Data excerpts
=== Section Start ===

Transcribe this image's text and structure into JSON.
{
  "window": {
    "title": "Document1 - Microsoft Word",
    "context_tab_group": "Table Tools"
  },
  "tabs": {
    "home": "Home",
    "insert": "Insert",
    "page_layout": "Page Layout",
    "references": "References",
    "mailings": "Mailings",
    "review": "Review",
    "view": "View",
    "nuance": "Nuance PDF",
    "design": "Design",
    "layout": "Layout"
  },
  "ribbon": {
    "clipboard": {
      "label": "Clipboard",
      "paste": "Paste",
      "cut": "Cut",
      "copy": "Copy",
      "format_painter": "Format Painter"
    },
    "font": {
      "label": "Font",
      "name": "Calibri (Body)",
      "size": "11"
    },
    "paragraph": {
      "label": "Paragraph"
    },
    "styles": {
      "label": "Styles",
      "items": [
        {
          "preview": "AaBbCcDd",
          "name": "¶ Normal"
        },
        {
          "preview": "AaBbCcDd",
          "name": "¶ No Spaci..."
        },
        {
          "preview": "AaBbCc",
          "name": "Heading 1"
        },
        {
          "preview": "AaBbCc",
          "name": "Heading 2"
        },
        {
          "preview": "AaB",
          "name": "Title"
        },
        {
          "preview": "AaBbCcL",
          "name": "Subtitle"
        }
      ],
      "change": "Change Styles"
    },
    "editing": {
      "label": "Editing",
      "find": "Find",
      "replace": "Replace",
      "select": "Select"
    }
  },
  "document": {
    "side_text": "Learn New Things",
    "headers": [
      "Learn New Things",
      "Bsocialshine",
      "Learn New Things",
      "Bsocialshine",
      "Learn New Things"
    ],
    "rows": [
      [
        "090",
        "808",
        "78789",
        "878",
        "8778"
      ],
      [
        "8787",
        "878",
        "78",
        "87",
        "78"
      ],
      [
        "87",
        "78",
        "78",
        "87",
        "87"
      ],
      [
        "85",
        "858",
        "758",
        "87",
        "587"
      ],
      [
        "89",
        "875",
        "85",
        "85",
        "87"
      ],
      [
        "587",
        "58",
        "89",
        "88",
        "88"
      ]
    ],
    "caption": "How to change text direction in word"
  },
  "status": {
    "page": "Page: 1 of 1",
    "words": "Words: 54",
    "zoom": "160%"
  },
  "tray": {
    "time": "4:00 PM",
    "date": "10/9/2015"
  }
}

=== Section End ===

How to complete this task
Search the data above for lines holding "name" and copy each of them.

Result of the task
      "name": "Calibri (Body)",
          "name": "¶ Normal"
          "name": "¶ No Spaci..."
          "name": "Heading 1"
          "name": "Heading 2"
          "name": "Title"
          "name": "Subtitle"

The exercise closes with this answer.